- Opening Delimiter -
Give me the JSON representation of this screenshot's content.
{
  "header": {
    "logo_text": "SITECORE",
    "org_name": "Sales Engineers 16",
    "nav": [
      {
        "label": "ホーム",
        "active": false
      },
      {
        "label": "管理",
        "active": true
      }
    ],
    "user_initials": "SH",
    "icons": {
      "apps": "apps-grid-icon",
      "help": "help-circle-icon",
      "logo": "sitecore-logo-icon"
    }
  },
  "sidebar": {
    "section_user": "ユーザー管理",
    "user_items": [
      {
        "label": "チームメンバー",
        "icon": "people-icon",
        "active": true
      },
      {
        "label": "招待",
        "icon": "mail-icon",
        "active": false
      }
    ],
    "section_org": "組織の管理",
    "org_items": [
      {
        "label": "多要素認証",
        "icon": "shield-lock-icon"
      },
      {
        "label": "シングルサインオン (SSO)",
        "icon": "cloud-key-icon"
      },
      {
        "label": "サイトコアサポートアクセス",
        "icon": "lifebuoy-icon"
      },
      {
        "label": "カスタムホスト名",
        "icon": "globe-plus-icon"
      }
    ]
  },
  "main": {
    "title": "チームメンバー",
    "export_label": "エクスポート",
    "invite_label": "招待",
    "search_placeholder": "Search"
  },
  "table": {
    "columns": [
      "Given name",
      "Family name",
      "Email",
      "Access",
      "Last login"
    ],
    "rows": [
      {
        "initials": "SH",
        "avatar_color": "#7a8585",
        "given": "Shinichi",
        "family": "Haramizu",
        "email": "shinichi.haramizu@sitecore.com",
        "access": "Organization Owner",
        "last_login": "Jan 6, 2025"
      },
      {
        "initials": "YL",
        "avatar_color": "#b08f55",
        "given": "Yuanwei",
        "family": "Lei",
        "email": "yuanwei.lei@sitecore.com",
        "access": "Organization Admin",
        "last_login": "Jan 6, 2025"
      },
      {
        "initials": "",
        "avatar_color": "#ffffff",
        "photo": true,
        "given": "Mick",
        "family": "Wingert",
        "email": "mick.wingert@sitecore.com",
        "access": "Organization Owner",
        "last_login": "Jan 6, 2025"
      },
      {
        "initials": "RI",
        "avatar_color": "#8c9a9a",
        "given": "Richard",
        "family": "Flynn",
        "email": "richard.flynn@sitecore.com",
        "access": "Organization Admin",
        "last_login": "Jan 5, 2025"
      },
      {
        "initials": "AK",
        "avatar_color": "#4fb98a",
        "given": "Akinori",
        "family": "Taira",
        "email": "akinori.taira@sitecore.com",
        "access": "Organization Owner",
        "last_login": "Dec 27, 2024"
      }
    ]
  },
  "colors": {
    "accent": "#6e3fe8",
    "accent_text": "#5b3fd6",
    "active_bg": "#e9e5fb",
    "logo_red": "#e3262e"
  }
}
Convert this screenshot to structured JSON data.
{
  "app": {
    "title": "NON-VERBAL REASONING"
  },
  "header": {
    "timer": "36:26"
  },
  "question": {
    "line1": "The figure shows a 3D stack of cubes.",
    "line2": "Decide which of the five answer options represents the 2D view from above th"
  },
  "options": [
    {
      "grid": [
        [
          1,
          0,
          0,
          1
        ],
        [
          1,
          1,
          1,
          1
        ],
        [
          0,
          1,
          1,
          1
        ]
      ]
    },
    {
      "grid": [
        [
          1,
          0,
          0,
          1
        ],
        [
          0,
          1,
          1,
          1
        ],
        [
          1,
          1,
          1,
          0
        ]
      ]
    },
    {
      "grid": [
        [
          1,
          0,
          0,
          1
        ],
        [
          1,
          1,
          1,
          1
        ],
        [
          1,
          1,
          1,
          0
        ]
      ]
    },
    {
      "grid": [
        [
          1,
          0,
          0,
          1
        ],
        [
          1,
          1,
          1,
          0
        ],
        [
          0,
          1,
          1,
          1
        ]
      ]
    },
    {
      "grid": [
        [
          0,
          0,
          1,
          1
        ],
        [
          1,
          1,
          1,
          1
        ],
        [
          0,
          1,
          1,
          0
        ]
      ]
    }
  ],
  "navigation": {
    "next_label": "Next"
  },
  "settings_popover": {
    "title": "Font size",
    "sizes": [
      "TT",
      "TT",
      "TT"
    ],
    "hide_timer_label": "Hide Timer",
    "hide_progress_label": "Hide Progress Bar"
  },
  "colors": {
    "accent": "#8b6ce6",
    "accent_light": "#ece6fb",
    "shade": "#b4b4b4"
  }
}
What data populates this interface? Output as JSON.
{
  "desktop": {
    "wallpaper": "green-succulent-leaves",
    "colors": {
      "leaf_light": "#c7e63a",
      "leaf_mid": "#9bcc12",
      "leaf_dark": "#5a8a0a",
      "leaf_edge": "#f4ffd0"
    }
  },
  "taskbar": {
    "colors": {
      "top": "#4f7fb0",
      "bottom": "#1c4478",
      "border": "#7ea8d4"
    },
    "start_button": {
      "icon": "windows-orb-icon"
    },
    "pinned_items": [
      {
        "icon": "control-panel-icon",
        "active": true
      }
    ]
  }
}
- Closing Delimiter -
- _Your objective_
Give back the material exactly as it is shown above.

- _Answer space_
Give me the JSON representation of this screenshot's content.
{
  "header": {
    "logo_text": "SITECORE",
    "org_name": "Sales Engineers 16",
    "nav": [
      {
        "label": "ホーム",
        "active": false
      },
      {
        "label": "管理",
        "active": true
      }
    ],
    "user_initials": "SH",
    "icons": {
      "apps": "apps-grid-icon",
      "help": "help-circle-icon",
      "logo": "sitecore-logo-icon"
    }
  },
  "sidebar": {
    "section_user": "ユーザー管理",
    "user_items": [
      {
        "label": "チームメンバー",
        "icon": "people-icon",
        "active": true
      },
      {
        "label": "招待",
        "icon": "mail-icon",
        "active": false
      }
    ],
    "section_org": "組織の管理",
    "org_items": [
      {
        "label": "多要素認証",
        "icon": "shield-lock-icon"
      },
      {
        "label": "シングルサインオン (SSO)",
        "icon": "cloud-key-icon"
      },
      {
        "label": "サイトコアサポートアクセス",
        "icon": "lifebuoy-icon"
      },
      {
        "label": "カスタムホスト名",
        "icon": "globe-plus-icon"
      }
    ]
  },
  "main": {
    "title": "チームメンバー",
    "export_label": "エクスポート",
    "invite_label": "招待",
    "search_placeholder": "Search"
  },
  "table": {
    "columns": [
      "Given name",
      "Family name",
      "Email",
      "Access",
      "Last login"
    ],
    "rows": [
      {
        "initials": "SH",
        "avatar_color": "#7a8585",
        "given": "Shinichi",
        "family": "Haramizu",
        "email": "shinichi.haramizu@sitecore.com",
        "access": "Organization Owner",
        "last_login": "Jan 6, 2025"
      },
      {
        "initials": "YL",
        "avatar_color": "#b08f55",
        "given": "Yuanwei",
        "family": "Lei",
        "email": "yuanwei.lei@sitecore.com",
        "access": "Organization Admin",
        "last_login": "Jan 6, 2025"
      },
      {
        "initials": "",
        "avatar_color": "#ffffff",
        "photo": true,
        "given": "Mick",
        "family": "Wingert",
        "email": "mick.wingert@sitecore.com",
        "access": "Organization Owner",
        "last_login": "Jan 6, 2025"
      },
      {
        "initials": "RI",
        "avatar_color": "#8c9a9a",
        "given": "Richard",
        "family": "Flynn",
        "email": "richard.flynn@sitecore.com",
        "access": "Organization Admin",
        "last_login": "Jan 5, 2025"
      },
      {
        "initials": "AK",
        "avatar_color": "#4fb98a",
        "given": "Akinori",
        "family": "Taira",
        "email": "akinori.taira@sitecore.com",
        "access": "Organization Owner",
        "last_login": "Dec 27, 2024"
      }
    ]
  },
  "colors": {
    "accent": "#6e3fe8",
    "accent_text": "#5b3fd6",
    "active_bg": "#e9e5fb",
    "logo_red": "#e3262e"
  }
}
Convert this screenshot to structured JSON data.
{
  "app": {
    "title": "NON-VERBAL REASONING"
  },
  "header": {
    "timer": "36:26"
  },
  "question": {
    "line1": "The figure shows a 3D stack of cubes.",
    "line2": "Decide which of the five answer options represents the 2D view from above th"
  },
  "options": [
    {
      "grid": [
        [
          1,
          0,
          0,
          1
        ],
        [
          1,
          1,
          1,
          1
        ],
        [
          0,
          1,
          1,
          1
        ]
      ]
    },
    {
      "grid": [
        [
          1,
          0,
          0,
          1
        ],
        [
          0,
          1,
          1,
          1
        ],
        [
          1,
          1,
          1,
          0
        ]
      ]
    },
    {
      "grid": [
        [
          1,
          0,
          0,
          1
        ],
        [
          1,
          1,
          1,
          1
        ],
        [
          1,
          1,
          1,
          0
        ]
      ]
    },
    {
      "grid": [
        [
          1,
          0,
          0,
          1
        ],
        [
          1,
          1,
          1,
          0
        ],
        [
          0,
          1,
          1,
          1
        ]
      ]
    },
    {
      "grid": [
        [
          0,
          0,
          1,
          1
        ],
        [
          1,
          1,
          1,
          1
        ],
        [
          0,
          1,
          1,
          0
        ]
      ]
    }
  ],
  "navigation": {
    "next_label": "Next"
  },
  "settings_popover": {
    "title": "Font size",
    "sizes": [
      "TT",
      "TT",
      "TT"
    ],
    "hide_timer_label": "Hide Timer",
    "hide_progress_label": "Hide Progress Bar"
  },
  "colors": {
    "accent": "#8b6ce6",
    "accent_light": "#ece6fb",
    "shade": "#b4b4b4"
  }
}
What data populates this interface? Output as JSON.
{
  "desktop": {
    "wallpaper": "green-succulent-leaves",
    "colors": {
      "leaf_light": "#c7e63a",
      "leaf_mid": "#9bcc12",
      "leaf_dark": "#5a8a0a",
      "leaf_edge": "#f4ffd0"
    }
  },
  "taskbar": {
    "colors": {
      "top": "#4f7fb0",
      "bottom": "#1c4478",
      "border": "#7ea8d4"
    },
    "start_button": {
      "icon": "windows-orb-icon"
    },
    "pinned_items": [
      {
        "icon": "control-panel-icon",
        "active": true
      }
    ]
  }
}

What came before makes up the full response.